Keep on reading!
Because Banned Books Week is one that should be on everyone’s calendar.
Why should we care about banned books?
Because often the stories that folks are trying to ban are often the exact ones we need to educate our children and expand their horizons to better understand, appreciate and approach the world around them. This post contains affiliate links.
Every year I’m surprised at just what books made it on to the top banned books of the year.
Year after year, To Kill a Mockingbird makes it on to the list.
What the times come for my boys to be old enough to read this book, I’m not only going to be okay with it, I’m going to encourage it.
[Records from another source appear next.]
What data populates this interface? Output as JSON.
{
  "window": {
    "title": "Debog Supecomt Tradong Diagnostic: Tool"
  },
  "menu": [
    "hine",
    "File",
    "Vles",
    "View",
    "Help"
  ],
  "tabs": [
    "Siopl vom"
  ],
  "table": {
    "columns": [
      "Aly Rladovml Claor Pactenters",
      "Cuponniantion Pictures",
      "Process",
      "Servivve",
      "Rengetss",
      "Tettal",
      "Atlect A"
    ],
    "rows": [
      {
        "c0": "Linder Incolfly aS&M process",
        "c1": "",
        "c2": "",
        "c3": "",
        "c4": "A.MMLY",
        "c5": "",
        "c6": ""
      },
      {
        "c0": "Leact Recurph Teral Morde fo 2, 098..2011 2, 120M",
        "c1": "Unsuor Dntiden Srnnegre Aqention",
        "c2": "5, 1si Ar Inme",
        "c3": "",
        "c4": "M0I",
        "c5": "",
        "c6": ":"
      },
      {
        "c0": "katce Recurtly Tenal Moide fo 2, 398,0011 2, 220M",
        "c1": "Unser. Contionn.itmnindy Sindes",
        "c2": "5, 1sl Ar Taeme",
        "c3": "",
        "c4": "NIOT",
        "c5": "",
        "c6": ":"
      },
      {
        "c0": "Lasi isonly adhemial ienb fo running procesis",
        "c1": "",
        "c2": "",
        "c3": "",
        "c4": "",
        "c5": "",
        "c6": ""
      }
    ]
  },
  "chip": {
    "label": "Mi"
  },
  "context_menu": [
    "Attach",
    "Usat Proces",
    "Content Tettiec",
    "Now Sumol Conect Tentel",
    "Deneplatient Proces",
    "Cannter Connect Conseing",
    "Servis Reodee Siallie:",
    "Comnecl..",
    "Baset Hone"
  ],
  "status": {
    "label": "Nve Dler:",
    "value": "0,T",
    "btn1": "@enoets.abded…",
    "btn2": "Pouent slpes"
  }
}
Other books that have made it onto my children’s books list also include Drama (a graphic novel perfect for middle school) as well as And Tango Makes Three to help kids understand that families come in all forms.
Originally published in 2007, this New York Times bestseller has resurfaced as a controversial book after Netflix aired a TV series by the same name. This YA novel was challenged and banned in multiple school districts because it discusses suicide.
Consistently challenged since its publication in 2007 for acknowledging issues such as poverty, alcoholism, and sexuality, this National Book Award winner was challenged in school curriculums because of profanity and situations that were deemed sexually explicit.
This 2015 informational children’s book written by a certified sex educator was challenged because it addresses sex education and is believed to lead children to “want to have sex or ask questions about sex.”
Despite winning multiple awards and being the most searched-for book on Goodreads during its debut year, this YA novel was challenged and banned in school libraries and curriculums because it was considered “pervasively vulgar” and because of drug use, profanity, and offensive language.